::: RECORDS FOR THE EXERCISE
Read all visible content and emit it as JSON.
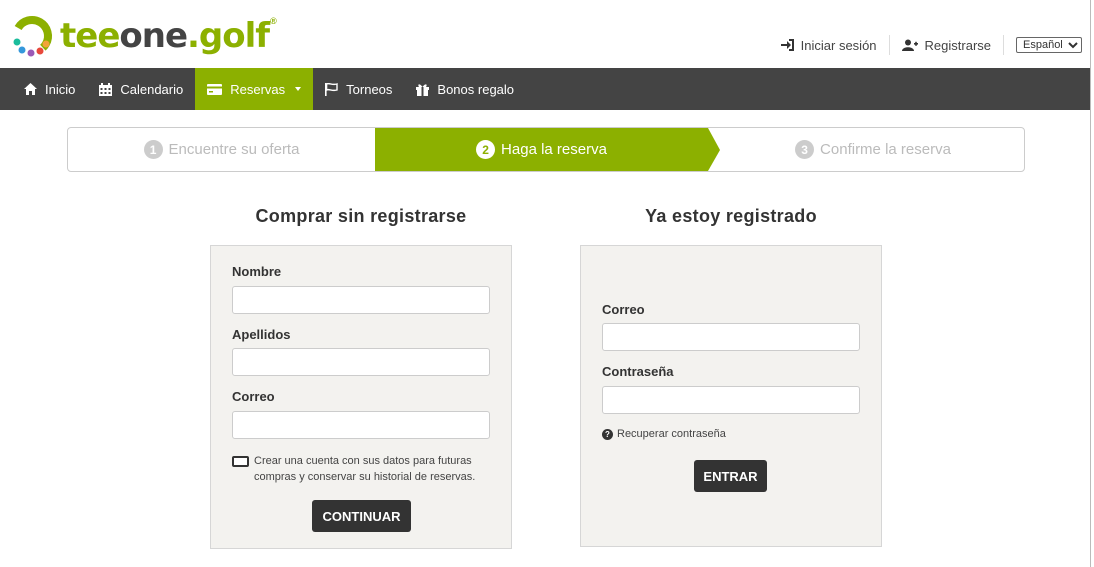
{
  "brand": {
    "logo_text_tee": "tee",
    "logo_text_one": "one",
    "logo_text_dot": ".",
    "logo_text_golf": "golf",
    "registered": "®",
    "accent_color": "#8cb000",
    "dark_color": "#444444"
  },
  "header": {
    "login_label": "Iniciar sesión",
    "login_icon": "sign-in-icon",
    "register_label": "Registrarse",
    "register_icon": "user-plus-icon",
    "language_selected": "Español"
  },
  "nav": {
    "items": [
      {
        "label": "Inicio",
        "icon": "home-icon"
      },
      {
        "label": "Calendario",
        "icon": "calendar-icon"
      },
      {
        "label": "Reservas",
        "icon": "credit-card-icon",
        "active": true
      },
      {
        "label": "Torneos",
        "icon": "flag-icon"
      },
      {
        "label": "Bonos regalo",
        "icon": "gift-icon"
      }
    ]
  },
  "steps": [
    {
      "number": "1",
      "label": "Encuentre su oferta",
      "state": "done"
    },
    {
      "number": "2",
      "label": "Haga la reserva",
      "state": "active"
    },
    {
      "number": "3",
      "label": "Confirme la reserva",
      "state": "pending"
    }
  ],
  "guest": {
    "title": "Comprar sin registrarse",
    "name_label": "Nombre",
    "name_value": "",
    "surname_label": "Apellidos",
    "surname_value": "",
    "email_label": "Correo",
    "email_value": "",
    "create_account_text": "Crear una cuenta con sus datos para futuras compras y conservar su historial de reservas.",
    "create_account_checked": false,
    "continue_label": "CONTINUAR"
  },
  "registered": {
    "title": "Ya estoy registrado",
    "email_label": "Correo",
    "email_value": "",
    "password_label": "Contraseña",
    "password_value": "",
    "recover_label": "Recuperar contraseña",
    "submit_label": "ENTRAR"
  }
}
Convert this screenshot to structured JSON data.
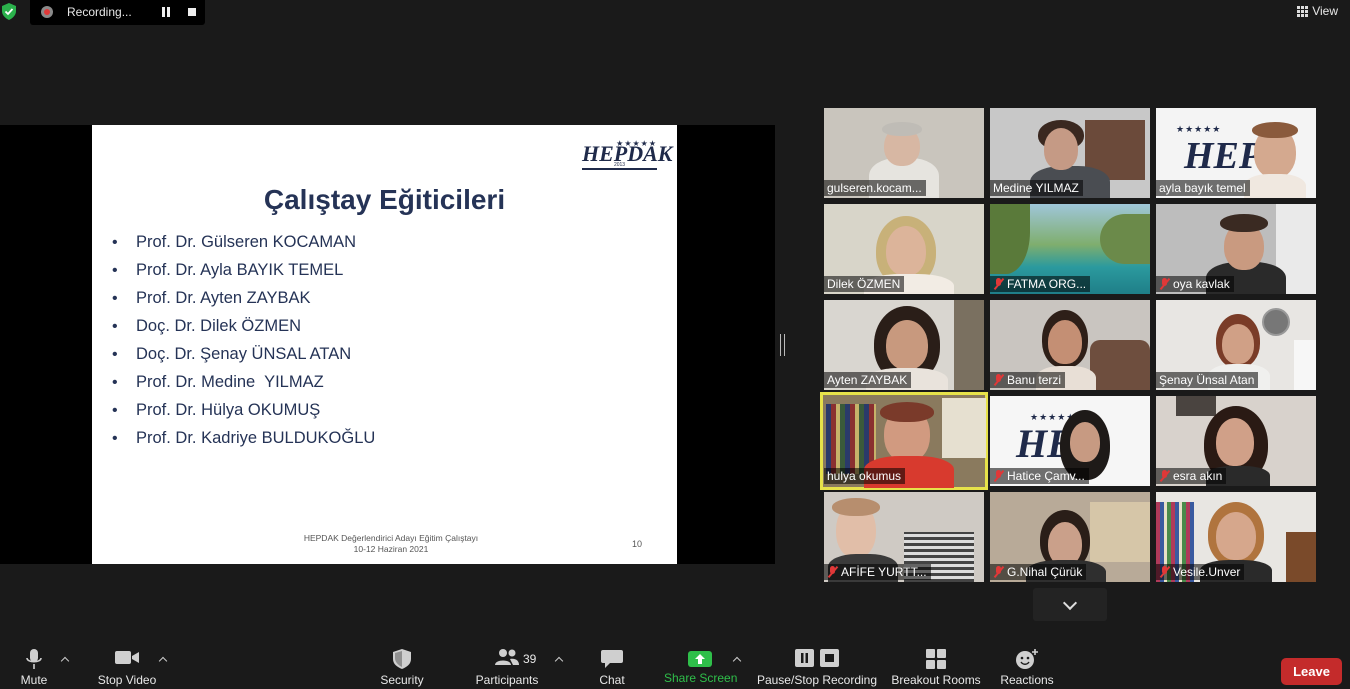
{
  "top_bar": {
    "recording_label": "Recording...",
    "view_label": "View"
  },
  "slide": {
    "logo_text": "HEPDAK",
    "logo_year": "2013",
    "title": "Çalıştay Eğiticileri",
    "items": [
      "Prof. Dr. Gülseren KOCAMAN",
      "Prof. Dr. Ayla BAYIK TEMEL",
      "Prof. Dr. Ayten ZAYBAK",
      "Doç. Dr. Dilek ÖZMEN",
      "Doç. Dr. Şenay ÜNSAL ATAN",
      "Prof. Dr. Medine  YILMAZ",
      "Prof. Dr. Hülya OKUMUŞ",
      "Prof. Dr. Kadriye BULDUKOĞLU"
    ],
    "footer_line1": "HEPDAK Değerlendirici Adayı Eğitim Çalıştayı",
    "footer_line2": "10-12 Haziran 2021",
    "page_number": "10"
  },
  "gallery": {
    "participants": [
      {
        "name": "gulseren.kocam...",
        "muted": false,
        "active": false
      },
      {
        "name": "Medine YILMAZ",
        "muted": false,
        "active": false
      },
      {
        "name": "ayla bayık temel",
        "muted": false,
        "active": false
      },
      {
        "name": "Dilek ÖZMEN",
        "muted": false,
        "active": false
      },
      {
        "name": "FATMA ORG...",
        "muted": true,
        "active": false
      },
      {
        "name": "oya kavlak",
        "muted": true,
        "active": false
      },
      {
        "name": "Ayten ZAYBAK",
        "muted": false,
        "active": false
      },
      {
        "name": "Banu terzi",
        "muted": true,
        "active": false
      },
      {
        "name": "Şenay Ünsal Atan",
        "muted": false,
        "active": false
      },
      {
        "name": "hulya okumus",
        "muted": false,
        "active": true
      },
      {
        "name": "Hatice Çamv...",
        "muted": true,
        "active": false
      },
      {
        "name": "esra akın",
        "muted": true,
        "active": false
      },
      {
        "name": "AFİFE YURTT...",
        "muted": true,
        "active": false
      },
      {
        "name": "G.Nihal Çürük",
        "muted": true,
        "active": false
      },
      {
        "name": "Vesile.Unver",
        "muted": true,
        "active": false
      }
    ]
  },
  "toolbar": {
    "mute_label": "Mute",
    "stop_video_label": "Stop Video",
    "security_label": "Security",
    "participants_label": "Participants",
    "participants_count": "39",
    "chat_label": "Chat",
    "share_screen_label": "Share Screen",
    "pause_stop_recording_label": "Pause/Stop Recording",
    "breakout_rooms_label": "Breakout Rooms",
    "reactions_label": "Reactions",
    "leave_label": "Leave"
  },
  "colors": {
    "background": "#1a1a1a",
    "active_speaker_border": "#e7e24a",
    "leave_red": "#c42b2b",
    "share_green": "#2fbf4a",
    "muted_red": "#e03838",
    "slide_navy": "#253356"
  }
}
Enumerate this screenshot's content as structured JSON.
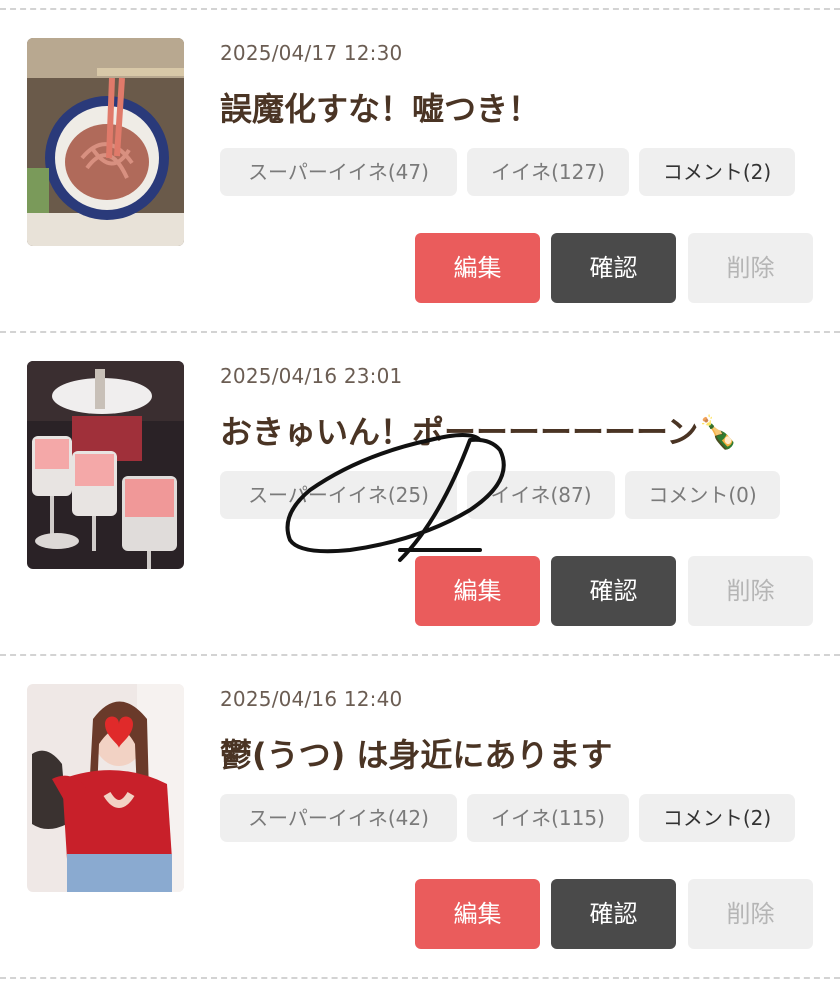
{
  "posts": [
    {
      "date": "2025/04/17 12:30",
      "title": "誤魔化すな！嘘つき！",
      "super_like": "スーパーイイネ(47)",
      "like": "イイネ(127)",
      "comment": "コメント(2)",
      "thumbnail": "noodle-dish-photo"
    },
    {
      "date": "2025/04/16 23:01",
      "title": "おきゅいん！ポーーーーーーーン🍾",
      "super_like": "スーパーイイネ(25)",
      "like": "イイネ(87)",
      "comment": "コメント(0)",
      "thumbnail": "champagne-glasses-photo"
    },
    {
      "date": "2025/04/16 12:40",
      "title": "鬱(うつ) は身近にあります",
      "super_like": "スーパーイイネ(42)",
      "like": "イイネ(115)",
      "comment": "コメント(2)",
      "thumbnail": "woman-red-sweater-photo"
    }
  ],
  "buttons": {
    "edit": "編集",
    "confirm": "確認",
    "delete": "削除"
  },
  "colors": {
    "edit": "#ea5c5c",
    "confirm": "#4a4a4a",
    "delete_bg": "#efefef",
    "chip_bg": "#efefef",
    "title": "#4a3424"
  }
}
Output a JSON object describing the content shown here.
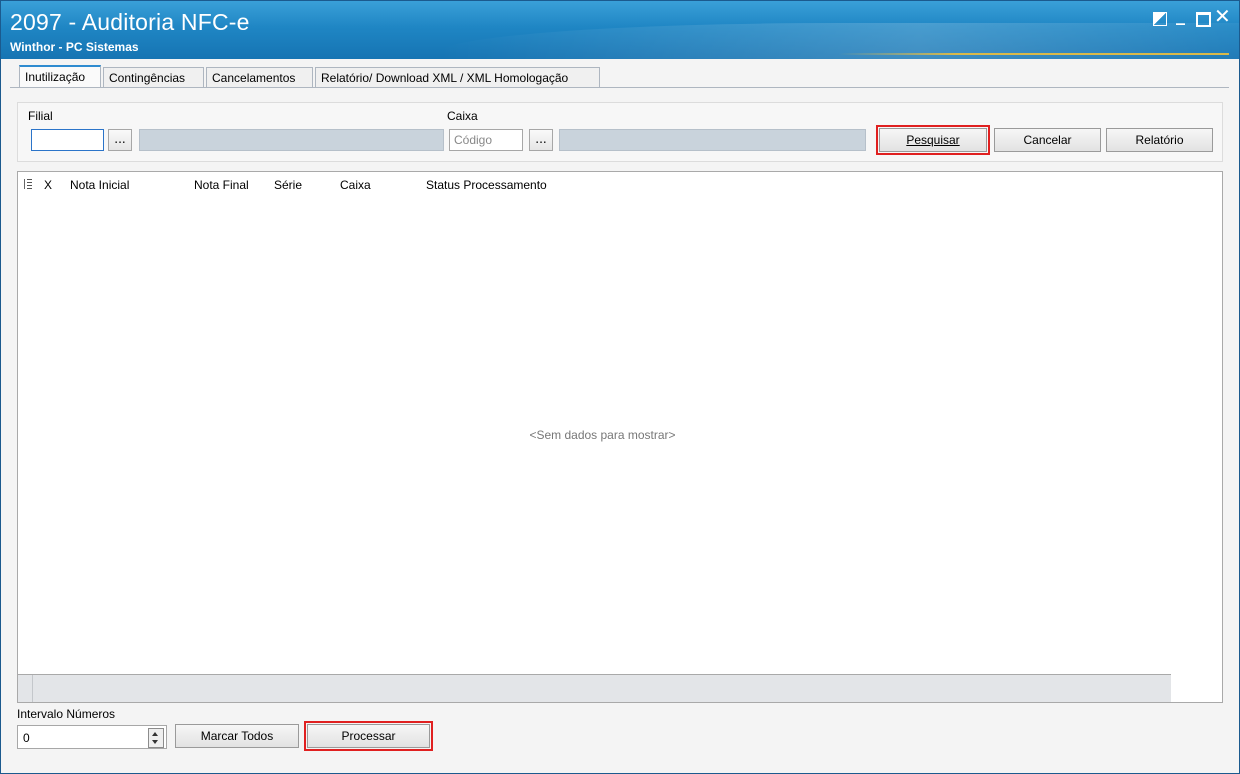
{
  "window": {
    "title": "2097 - Auditoria NFC-e",
    "subtitle": "Winthor - PC Sistemas"
  },
  "tabs": [
    {
      "label": "Inutilização",
      "active": true
    },
    {
      "label": "Contingências",
      "active": false
    },
    {
      "label": "Cancelamentos",
      "active": false
    },
    {
      "label": "Relatório/ Download XML / XML Homologação",
      "active": false
    }
  ],
  "filters": {
    "filial_label": "Filial",
    "filial_value": "",
    "ellipsis": "...",
    "caixa_label": "Caixa",
    "caixa_placeholder": "Código"
  },
  "actions": {
    "pesquisar": "Pesquisar",
    "cancelar": "Cancelar",
    "relatorio": "Relatório"
  },
  "grid": {
    "columns": [
      "X",
      "Nota Inicial",
      "Nota Final",
      "Série",
      "Caixa",
      "Status Processamento"
    ],
    "empty_text": "<Sem dados para mostrar>"
  },
  "footer": {
    "intervalo_label": "Intervalo Números",
    "intervalo_value": "0",
    "marcar_todos": "Marcar Todos",
    "processar": "Processar"
  },
  "colors": {
    "titlebar": "#1f86c4",
    "highlight": "#e02020",
    "readonly_field": "#c9d3dc"
  }
}
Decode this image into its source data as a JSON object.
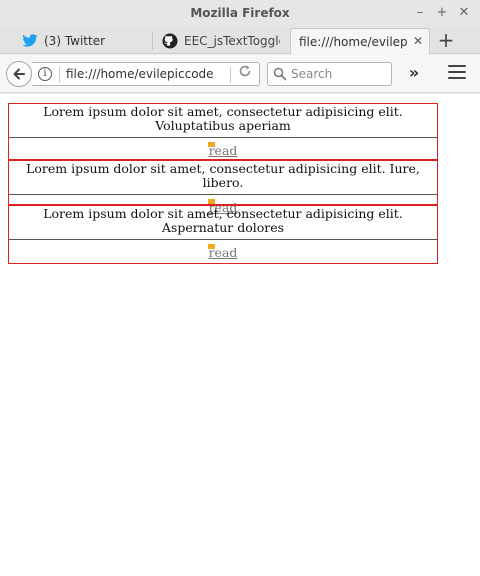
{
  "window": {
    "title": "Mozilla Firefox"
  },
  "tabs": [
    {
      "label": "(3) Twitter",
      "icon": "twitter-icon"
    },
    {
      "label": "EEC_jsTextToggle",
      "icon": "github-icon"
    },
    {
      "label": "file:///home/evilepiccode",
      "icon": "none",
      "active": true
    }
  ],
  "nav": {
    "url": "file:///home/evilepiccode",
    "search_placeholder": "Search"
  },
  "items": [
    {
      "text": "Lorem ipsum dolor sit amet, consectetur adipisicing elit. Voluptatibus aperiam",
      "link": "read"
    },
    {
      "text": "Lorem ipsum dolor sit amet, consectetur adipisicing elit. Iure, libero.",
      "link": "read"
    },
    {
      "text": "Lorem ipsum dolor sit amet, consectetur adipisicing elit. Aspernatur dolores",
      "link": "read"
    }
  ],
  "colors": {
    "box_border": "#dd2222",
    "flag": "#f5a623",
    "twitter": "#1da1f2"
  }
}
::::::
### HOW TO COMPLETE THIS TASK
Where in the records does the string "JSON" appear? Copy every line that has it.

### YOUR SOLUTION
Read all visible content and emit it as JSON.
Convert this screenshot to structured JSON data.
Enumerate this screenshot's content as structured JSON.
Output a JSON object describing the content shown here.
Decode this image into its source data as a JSON object.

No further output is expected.